That aspect is very easy. I want you all to know what a delight it has been to be part of the Wyoming State Bar organization. Our profession has always been an integral part of my life. I am proud that most of my family and my best friends are attorneys. It has been a fun, gratifying and stimulating time for me. I will always remember with fondness my dealings with Bar officers and commissioners, the Courts, Wyoming lawyers and the extraordinarily talented and committed staff at the Wyoming State Bar. "Thanks for the memories."
I have had several acquaintances say with disbelief, "Mary, are you retiring?" I want to respond but don’t, that "I've been called many things, but never have been characterized as shy and retiring." So, I just say, "yes." Then, comes the question, "but what will you do with your time?" My response is to whip out a newspaper advertisement that I recently clipped from the Wall Street Journal.

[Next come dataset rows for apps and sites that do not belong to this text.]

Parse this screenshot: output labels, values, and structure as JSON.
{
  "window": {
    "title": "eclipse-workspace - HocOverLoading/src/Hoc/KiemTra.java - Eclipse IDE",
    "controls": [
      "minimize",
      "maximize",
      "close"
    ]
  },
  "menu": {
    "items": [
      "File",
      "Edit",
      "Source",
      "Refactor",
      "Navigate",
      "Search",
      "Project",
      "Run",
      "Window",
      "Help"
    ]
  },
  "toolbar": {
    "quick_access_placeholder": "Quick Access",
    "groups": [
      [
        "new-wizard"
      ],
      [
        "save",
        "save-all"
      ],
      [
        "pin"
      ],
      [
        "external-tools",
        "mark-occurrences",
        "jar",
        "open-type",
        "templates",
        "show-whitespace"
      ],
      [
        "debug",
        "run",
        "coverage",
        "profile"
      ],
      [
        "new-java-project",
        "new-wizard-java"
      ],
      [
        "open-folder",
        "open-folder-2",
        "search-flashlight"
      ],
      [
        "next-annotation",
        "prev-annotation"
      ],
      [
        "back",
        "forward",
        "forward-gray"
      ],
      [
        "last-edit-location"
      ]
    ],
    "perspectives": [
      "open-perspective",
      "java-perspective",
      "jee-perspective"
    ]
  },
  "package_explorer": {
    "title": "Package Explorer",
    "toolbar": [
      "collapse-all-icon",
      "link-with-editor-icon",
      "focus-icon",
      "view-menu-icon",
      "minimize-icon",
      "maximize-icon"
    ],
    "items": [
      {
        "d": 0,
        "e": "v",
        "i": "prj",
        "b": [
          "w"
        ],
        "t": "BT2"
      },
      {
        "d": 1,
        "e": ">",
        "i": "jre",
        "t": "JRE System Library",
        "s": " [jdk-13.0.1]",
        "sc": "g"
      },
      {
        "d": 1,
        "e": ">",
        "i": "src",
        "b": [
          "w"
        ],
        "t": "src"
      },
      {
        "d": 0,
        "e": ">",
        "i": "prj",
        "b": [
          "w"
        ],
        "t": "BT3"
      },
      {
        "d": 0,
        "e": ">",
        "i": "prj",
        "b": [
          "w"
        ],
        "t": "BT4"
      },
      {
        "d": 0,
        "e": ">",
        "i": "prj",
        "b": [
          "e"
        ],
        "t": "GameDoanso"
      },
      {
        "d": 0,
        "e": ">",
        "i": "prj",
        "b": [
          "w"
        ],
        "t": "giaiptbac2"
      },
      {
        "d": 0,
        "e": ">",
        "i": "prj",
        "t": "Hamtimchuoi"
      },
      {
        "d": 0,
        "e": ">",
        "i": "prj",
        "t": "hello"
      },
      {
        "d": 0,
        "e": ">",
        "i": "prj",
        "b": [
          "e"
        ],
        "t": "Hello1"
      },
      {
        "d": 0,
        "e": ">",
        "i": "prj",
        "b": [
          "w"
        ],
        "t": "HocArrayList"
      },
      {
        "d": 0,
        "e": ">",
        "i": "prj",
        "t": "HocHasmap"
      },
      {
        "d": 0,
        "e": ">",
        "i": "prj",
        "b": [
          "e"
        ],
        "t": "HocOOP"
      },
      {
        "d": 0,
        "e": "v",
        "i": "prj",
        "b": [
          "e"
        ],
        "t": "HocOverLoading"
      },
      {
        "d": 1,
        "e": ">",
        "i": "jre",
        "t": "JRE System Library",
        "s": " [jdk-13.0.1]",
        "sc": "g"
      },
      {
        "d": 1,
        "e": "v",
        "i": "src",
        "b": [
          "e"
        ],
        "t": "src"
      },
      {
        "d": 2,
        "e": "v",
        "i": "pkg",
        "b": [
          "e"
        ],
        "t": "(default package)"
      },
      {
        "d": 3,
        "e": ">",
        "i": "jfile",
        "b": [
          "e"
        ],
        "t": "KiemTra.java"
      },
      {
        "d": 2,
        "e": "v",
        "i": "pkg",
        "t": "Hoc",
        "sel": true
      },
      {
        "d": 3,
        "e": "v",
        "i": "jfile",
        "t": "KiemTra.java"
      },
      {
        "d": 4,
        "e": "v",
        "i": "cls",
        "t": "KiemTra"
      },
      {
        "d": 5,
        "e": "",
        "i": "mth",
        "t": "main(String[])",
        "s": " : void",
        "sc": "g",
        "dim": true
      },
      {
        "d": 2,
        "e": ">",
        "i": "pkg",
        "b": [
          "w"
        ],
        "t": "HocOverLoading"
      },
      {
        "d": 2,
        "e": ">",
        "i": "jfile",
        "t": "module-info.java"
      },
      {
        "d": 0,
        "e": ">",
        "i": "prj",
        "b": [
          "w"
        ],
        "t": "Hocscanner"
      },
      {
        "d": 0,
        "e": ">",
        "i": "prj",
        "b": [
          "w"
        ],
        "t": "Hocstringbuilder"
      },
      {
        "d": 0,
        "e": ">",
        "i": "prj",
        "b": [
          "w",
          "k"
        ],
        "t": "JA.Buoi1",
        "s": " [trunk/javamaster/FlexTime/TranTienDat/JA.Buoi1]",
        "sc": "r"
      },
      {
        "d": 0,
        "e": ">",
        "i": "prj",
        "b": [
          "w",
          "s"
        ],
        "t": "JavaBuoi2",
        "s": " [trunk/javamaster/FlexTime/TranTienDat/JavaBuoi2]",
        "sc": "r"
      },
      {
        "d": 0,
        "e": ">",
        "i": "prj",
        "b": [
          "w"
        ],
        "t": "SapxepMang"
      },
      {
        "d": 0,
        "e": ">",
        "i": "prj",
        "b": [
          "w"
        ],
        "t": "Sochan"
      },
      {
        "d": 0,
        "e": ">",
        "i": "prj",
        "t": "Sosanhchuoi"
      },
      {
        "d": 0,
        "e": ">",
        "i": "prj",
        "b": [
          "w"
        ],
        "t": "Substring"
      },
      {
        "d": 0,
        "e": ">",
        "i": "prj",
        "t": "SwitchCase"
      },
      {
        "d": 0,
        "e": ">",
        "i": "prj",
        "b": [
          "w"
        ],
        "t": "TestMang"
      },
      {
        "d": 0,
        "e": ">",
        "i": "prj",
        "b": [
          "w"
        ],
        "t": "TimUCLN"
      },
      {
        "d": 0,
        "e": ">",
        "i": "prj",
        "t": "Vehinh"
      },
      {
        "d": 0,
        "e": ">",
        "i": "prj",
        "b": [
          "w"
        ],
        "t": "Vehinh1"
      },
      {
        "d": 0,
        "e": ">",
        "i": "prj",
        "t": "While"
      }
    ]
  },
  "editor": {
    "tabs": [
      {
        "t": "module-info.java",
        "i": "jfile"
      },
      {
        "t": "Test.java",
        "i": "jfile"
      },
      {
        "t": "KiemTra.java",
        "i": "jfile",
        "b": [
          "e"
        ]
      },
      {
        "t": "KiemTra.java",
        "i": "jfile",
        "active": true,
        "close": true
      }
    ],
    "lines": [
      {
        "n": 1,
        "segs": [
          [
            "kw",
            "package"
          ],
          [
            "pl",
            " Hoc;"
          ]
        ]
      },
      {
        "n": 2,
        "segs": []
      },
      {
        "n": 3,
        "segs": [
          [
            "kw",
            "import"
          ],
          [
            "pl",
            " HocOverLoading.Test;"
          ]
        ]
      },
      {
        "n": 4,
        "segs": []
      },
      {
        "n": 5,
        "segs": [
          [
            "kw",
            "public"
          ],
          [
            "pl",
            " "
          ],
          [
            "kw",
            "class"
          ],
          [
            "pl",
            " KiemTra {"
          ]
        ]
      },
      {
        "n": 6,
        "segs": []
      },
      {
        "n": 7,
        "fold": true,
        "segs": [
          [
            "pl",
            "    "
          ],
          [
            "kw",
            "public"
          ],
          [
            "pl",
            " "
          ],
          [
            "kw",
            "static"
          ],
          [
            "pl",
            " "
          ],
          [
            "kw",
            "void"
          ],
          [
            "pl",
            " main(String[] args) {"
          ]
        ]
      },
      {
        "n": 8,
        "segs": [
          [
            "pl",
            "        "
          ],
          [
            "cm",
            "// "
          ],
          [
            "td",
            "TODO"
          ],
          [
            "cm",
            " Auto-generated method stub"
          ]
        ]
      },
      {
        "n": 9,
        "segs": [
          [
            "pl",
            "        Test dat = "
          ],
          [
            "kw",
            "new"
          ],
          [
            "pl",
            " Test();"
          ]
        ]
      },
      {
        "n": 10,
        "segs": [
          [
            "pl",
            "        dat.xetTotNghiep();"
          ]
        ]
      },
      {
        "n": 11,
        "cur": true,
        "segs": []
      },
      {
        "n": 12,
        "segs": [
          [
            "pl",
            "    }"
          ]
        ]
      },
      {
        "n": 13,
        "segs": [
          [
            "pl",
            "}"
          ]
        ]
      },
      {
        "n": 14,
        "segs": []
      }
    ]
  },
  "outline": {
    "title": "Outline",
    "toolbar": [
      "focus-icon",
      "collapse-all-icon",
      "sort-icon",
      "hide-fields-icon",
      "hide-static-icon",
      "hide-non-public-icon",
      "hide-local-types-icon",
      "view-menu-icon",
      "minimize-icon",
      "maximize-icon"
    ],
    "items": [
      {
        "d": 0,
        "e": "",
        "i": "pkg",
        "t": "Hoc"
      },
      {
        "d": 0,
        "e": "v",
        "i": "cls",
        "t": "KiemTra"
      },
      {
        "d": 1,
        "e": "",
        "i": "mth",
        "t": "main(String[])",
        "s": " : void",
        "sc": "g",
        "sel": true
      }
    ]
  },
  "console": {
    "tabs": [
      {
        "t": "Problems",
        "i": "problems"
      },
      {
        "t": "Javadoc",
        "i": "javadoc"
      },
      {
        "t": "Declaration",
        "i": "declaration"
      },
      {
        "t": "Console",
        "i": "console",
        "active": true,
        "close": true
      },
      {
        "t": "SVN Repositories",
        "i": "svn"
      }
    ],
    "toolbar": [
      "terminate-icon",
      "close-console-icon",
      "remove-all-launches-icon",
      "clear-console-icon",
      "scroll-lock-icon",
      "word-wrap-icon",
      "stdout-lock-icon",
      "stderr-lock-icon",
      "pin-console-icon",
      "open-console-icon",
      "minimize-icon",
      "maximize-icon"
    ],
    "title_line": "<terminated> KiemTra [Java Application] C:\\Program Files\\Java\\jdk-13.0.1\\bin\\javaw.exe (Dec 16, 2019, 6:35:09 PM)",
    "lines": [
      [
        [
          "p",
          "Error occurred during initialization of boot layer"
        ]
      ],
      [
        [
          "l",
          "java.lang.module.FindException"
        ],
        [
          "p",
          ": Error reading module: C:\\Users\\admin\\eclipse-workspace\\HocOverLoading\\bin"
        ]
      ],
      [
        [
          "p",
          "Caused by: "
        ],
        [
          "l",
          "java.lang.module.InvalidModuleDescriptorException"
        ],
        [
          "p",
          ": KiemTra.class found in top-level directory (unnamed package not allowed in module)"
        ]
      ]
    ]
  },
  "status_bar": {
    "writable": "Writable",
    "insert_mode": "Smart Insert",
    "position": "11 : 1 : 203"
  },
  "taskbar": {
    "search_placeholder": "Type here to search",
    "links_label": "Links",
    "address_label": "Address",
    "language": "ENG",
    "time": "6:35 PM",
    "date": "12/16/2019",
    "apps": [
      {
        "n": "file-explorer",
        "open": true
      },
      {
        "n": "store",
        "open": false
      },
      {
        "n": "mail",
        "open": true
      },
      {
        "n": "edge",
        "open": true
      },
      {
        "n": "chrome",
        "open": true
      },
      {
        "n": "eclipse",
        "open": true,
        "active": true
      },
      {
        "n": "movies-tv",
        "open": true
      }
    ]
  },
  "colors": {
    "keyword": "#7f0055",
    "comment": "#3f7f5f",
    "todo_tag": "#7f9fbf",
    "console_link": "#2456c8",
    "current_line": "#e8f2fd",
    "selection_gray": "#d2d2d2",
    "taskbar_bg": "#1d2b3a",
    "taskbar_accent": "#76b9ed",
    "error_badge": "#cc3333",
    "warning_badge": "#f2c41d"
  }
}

Dictionary definition of retirement: 1. to disappear 2. to go away 3. to withdraw.
Our definition of retirement: 1. to be connected 2. To reinvent 3. freedom
~ taken from an ad for Ameriprise
I don't plan to follow the "dictionary definition," but will embrace the concept that I will continue to be connected with my family, friends, community and profession, while at the same time deciding what is really important. All of this will bring a great sense of freedom. Specifically, I am going to teach an English class at LCCC, travel to exotic places, play the trombone more, continue to serve on boards in Cheyenne, brush up on my high school Spanish and become a better photographer. I am also going to finish my project detailing the first 50 women who were admitted to practice law in Wyoming. I also plan to keep active in the law by doing appellate and pro bono work. Unlike General Douglas MacArthur, I don’t plan to "fade away."
In some languages, there is no word for "goodbye." Maybe Charlie Brown had the right approach when he observed,
Why can't we get all the people together in the world that we really like and then just stay together? I guess that wouldn't work. Someone would leave. Someone always leaves. Then we would have to say good-bye. I hate good-byes. I know what I need. I need more hellos.
I also need "hellos" and will look forward to seeing all of you. I’ll now take my leave by emulating E.T. by saying, "Be good."